REQUIRED ACTION:
Could you return all of the entries word for word, minus any pictures?

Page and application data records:
━━━━━━━━
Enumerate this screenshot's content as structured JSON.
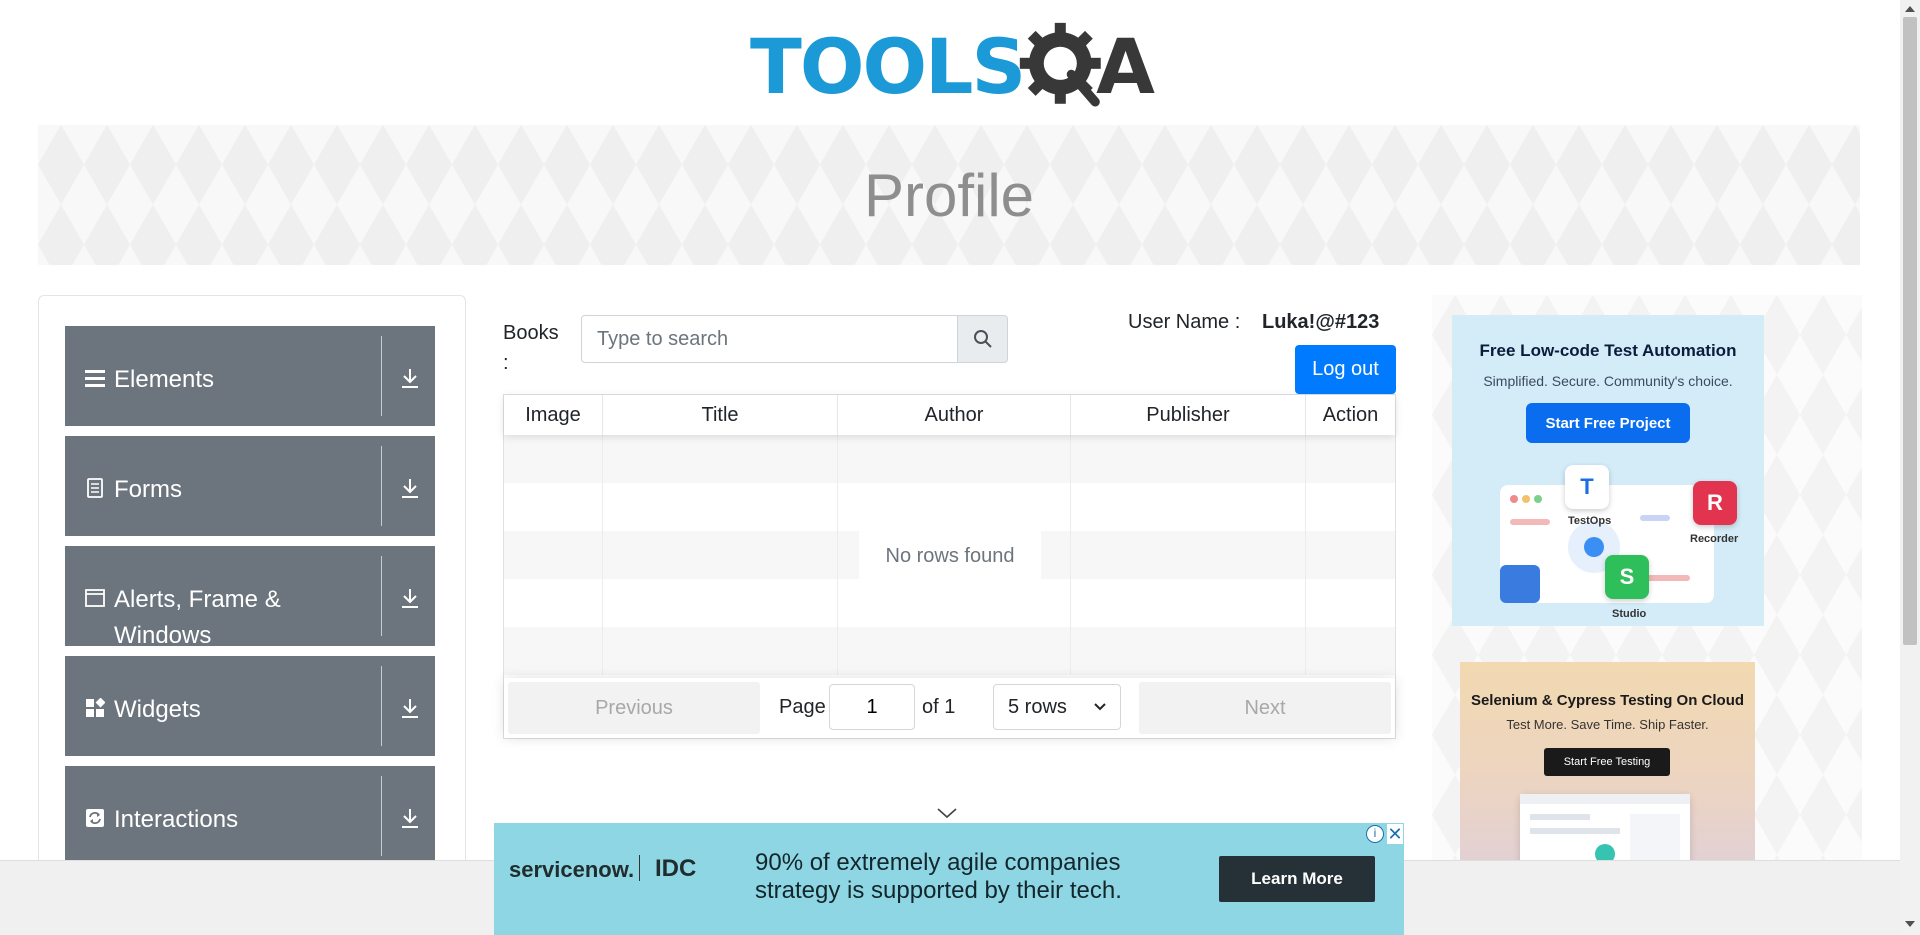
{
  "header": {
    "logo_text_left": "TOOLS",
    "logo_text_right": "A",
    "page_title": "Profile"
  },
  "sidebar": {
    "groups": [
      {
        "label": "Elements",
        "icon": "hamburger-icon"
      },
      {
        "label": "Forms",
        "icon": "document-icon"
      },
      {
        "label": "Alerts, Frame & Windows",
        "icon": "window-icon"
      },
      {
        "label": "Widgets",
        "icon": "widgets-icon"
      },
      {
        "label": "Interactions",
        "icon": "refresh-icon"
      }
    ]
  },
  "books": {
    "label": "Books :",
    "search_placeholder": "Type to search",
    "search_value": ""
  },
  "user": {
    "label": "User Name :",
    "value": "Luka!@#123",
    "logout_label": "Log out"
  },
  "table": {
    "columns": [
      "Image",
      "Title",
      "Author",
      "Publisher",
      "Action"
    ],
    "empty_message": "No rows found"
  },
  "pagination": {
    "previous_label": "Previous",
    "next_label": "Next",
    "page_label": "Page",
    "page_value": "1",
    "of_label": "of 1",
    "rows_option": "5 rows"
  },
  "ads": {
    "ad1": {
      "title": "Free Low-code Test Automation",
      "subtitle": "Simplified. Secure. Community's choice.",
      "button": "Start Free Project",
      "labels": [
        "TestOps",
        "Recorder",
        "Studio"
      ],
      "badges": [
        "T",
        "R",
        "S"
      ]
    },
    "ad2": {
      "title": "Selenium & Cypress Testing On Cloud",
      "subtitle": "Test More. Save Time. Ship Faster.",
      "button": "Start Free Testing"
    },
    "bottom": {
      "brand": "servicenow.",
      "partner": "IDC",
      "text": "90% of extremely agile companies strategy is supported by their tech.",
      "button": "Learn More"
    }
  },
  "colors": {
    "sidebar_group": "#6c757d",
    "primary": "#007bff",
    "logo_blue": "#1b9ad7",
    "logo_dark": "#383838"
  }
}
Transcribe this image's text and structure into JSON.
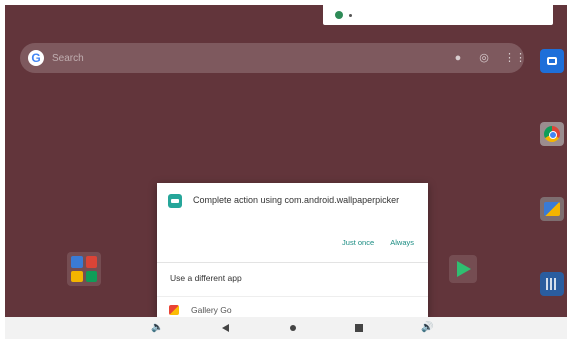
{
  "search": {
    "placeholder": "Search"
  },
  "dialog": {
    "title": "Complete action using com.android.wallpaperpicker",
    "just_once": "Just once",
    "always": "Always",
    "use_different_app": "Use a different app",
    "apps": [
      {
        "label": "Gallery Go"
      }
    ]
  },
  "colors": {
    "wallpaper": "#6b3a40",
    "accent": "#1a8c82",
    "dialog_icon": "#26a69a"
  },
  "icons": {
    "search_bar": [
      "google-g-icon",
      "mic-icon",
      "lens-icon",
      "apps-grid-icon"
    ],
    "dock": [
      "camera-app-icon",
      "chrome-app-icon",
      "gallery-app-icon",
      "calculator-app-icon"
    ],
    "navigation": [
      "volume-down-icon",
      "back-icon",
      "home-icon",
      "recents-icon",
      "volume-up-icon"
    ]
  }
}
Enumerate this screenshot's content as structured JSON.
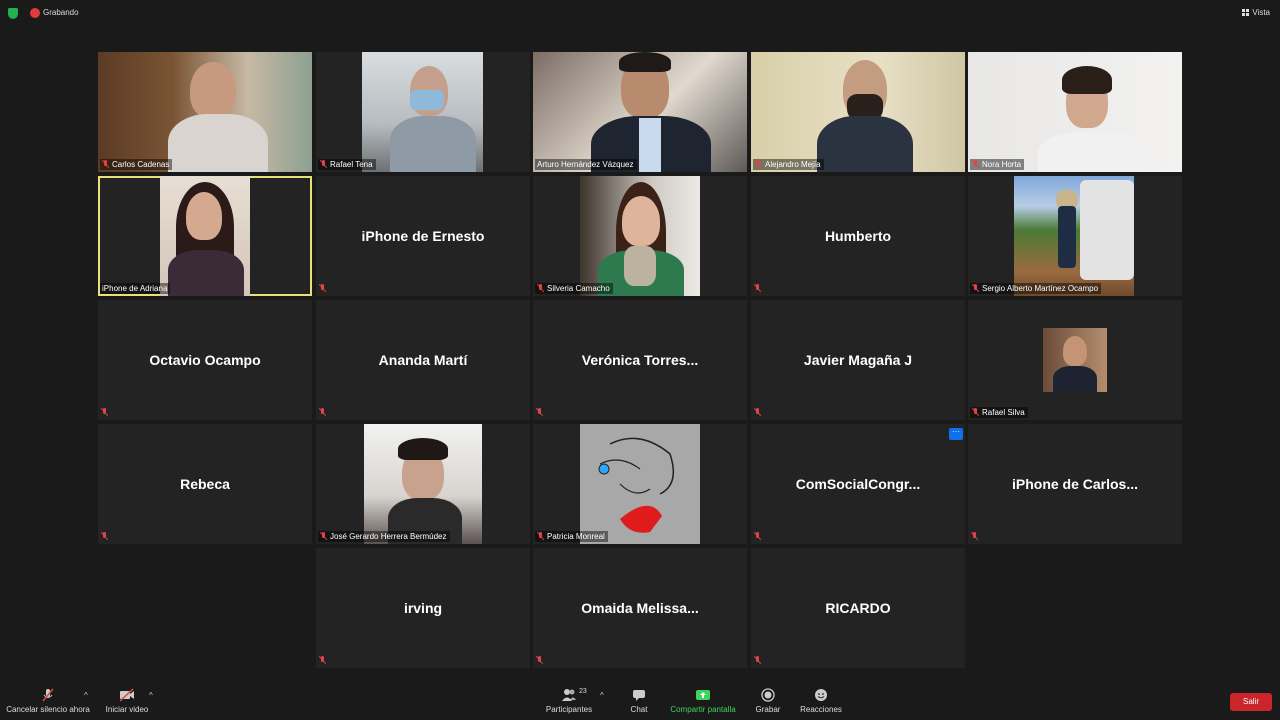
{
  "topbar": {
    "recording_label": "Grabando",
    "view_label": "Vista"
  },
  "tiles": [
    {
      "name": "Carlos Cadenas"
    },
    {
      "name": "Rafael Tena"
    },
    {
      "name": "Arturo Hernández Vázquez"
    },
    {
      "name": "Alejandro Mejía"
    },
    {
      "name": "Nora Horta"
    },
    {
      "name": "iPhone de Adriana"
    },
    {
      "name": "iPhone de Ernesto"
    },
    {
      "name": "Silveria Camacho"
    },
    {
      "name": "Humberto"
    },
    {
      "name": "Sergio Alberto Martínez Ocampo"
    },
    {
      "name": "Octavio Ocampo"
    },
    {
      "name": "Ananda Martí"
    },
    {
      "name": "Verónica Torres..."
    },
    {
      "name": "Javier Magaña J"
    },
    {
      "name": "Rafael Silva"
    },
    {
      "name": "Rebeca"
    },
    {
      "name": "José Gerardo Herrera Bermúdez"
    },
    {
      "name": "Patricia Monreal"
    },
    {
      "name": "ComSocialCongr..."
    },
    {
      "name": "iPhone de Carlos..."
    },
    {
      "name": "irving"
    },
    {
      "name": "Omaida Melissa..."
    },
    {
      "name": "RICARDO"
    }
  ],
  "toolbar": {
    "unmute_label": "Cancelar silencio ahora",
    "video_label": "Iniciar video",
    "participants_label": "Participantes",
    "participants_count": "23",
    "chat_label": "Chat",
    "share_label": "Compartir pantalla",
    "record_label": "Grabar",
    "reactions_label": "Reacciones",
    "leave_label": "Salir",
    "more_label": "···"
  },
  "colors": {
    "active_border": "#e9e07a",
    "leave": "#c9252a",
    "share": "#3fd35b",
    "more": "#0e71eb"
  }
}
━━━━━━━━
RESULT:
Enumerate this screenshot's content as structured JSON.
{
  "header": {
    "logo_text_left": "TOOLS",
    "logo_text_right": "A",
    "page_title": "Profile"
  },
  "sidebar": {
    "groups": [
      {
        "label": "Elements",
        "icon": "hamburger-icon"
      },
      {
        "label": "Forms",
        "icon": "document-icon"
      },
      {
        "label": "Alerts, Frame & Windows",
        "icon": "window-icon"
      },
      {
        "label": "Widgets",
        "icon": "widgets-icon"
      },
      {
        "label": "Interactions",
        "icon": "refresh-icon"
      }
    ]
  },
  "books": {
    "label": "Books :",
    "search_placeholder": "Type to search",
    "search_value": ""
  },
  "user": {
    "label": "User Name :",
    "value": "Luka!@#123",
    "logout_label": "Log out"
  },
  "table": {
    "columns": [
      "Image",
      "Title",
      "Author",
      "Publisher",
      "Action"
    ],
    "empty_message": "No rows found"
  },
  "pagination": {
    "previous_label": "Previous",
    "next_label": "Next",
    "page_label": "Page",
    "page_value": "1",
    "of_label": "of 1",
    "rows_option": "5 rows"
  },
  "ads": {
    "ad1": {
      "title": "Free Low-code Test Automation",
      "subtitle": "Simplified. Secure. Community's choice.",
      "button": "Start Free Project",
      "labels": [
        "TestOps",
        "Recorder",
        "Studio"
      ],
      "badges": [
        "T",
        "R",
        "S"
      ]
    },
    "ad2": {
      "title": "Selenium & Cypress Testing On Cloud",
      "subtitle": "Test More. Save Time. Ship Faster.",
      "button": "Start Free Testing"
    },
    "bottom": {
      "brand": "servicenow.",
      "partner": "IDC",
      "text": "90% of extremely agile companies strategy is supported by their tech.",
      "button": "Learn More"
    }
  },
  "colors": {
    "sidebar_group": "#6c757d",
    "primary": "#007bff",
    "logo_blue": "#1b9ad7",
    "logo_dark": "#383838"
  }
}
Transcribe this image's text and structure into JSON.
{
  "search": {
    "placeholder": "Search"
  },
  "dialog": {
    "title": "Complete action using com.android.wallpaperpicker",
    "just_once": "Just once",
    "always": "Always",
    "use_different_app": "Use a different app",
    "apps": [
      {
        "label": "Gallery Go"
      }
    ]
  },
  "colors": {
    "wallpaper": "#6b3a40",
    "accent": "#1a8c82",
    "dialog_icon": "#26a69a"
  },
  "icons": {
    "search_bar": [
      "google-g-icon",
      "mic-icon",
      "lens-icon",
      "apps-grid-icon"
    ],
    "dock": [
      "camera-app-icon",
      "chrome-app-icon",
      "gallery-app-icon",
      "calculator-app-icon"
    ],
    "navigation": [
      "volume-down-icon",
      "back-icon",
      "home-icon",
      "recents-icon",
      "volume-up-icon"
    ]
  }
}
Enumerate this screenshot's content as structured JSON.
{
  "topbar": {
    "recording_label": "Grabando",
    "view_label": "Vista"
  },
  "tiles": [
    {
      "name": "Carlos Cadenas"
    },
    {
      "name": "Rafael Tena"
    },
    {
      "name": "Arturo Hernández Vázquez"
    },
    {
      "name": "Alejandro Mejía"
    },
    {
      "name": "Nora Horta"
    },
    {
      "name": "iPhone de Adriana"
    },
    {
      "name": "iPhone de Ernesto"
    },
    {
      "name": "Silveria Camacho"
    },
    {
      "name": "Humberto"
    },
    {
      "name": "Sergio Alberto Martínez Ocampo"
    },
    {
      "name": "Octavio Ocampo"
    },
    {
      "name": "Ananda Martí"
    },
    {
      "name": "Verónica Torres..."
    },
    {
      "name": "Javier Magaña J"
    },
    {
      "name": "Rafael Silva"
    },
    {
      "name": "Rebeca"
    },
    {
      "name": "José Gerardo Herrera Bermúdez"
    },
    {
      "name": "Patricia Monreal"
    },
    {
      "name": "ComSocialCongr..."
    },
    {
      "name": "iPhone de Carlos..."
    },
    {
      "name": "irving"
    },
    {
      "name": "Omaida Melissa..."
    },
    {
      "name": "RICARDO"
    }
  ],
  "toolbar": {
    "unmute_label": "Cancelar silencio ahora",
    "video_label": "Iniciar video",
    "participants_label": "Participantes",
    "participants_count": "23",
    "chat_label": "Chat",
    "share_label": "Compartir pantalla",
    "record_label": "Grabar",
    "reactions_label": "Reacciones",
    "leave_label": "Salir",
    "more_label": "···"
  },
  "colors": {
    "active_border": "#e9e07a",
    "leave": "#c9252a",
    "share": "#3fd35b",
    "more": "#0e71eb"
  }
}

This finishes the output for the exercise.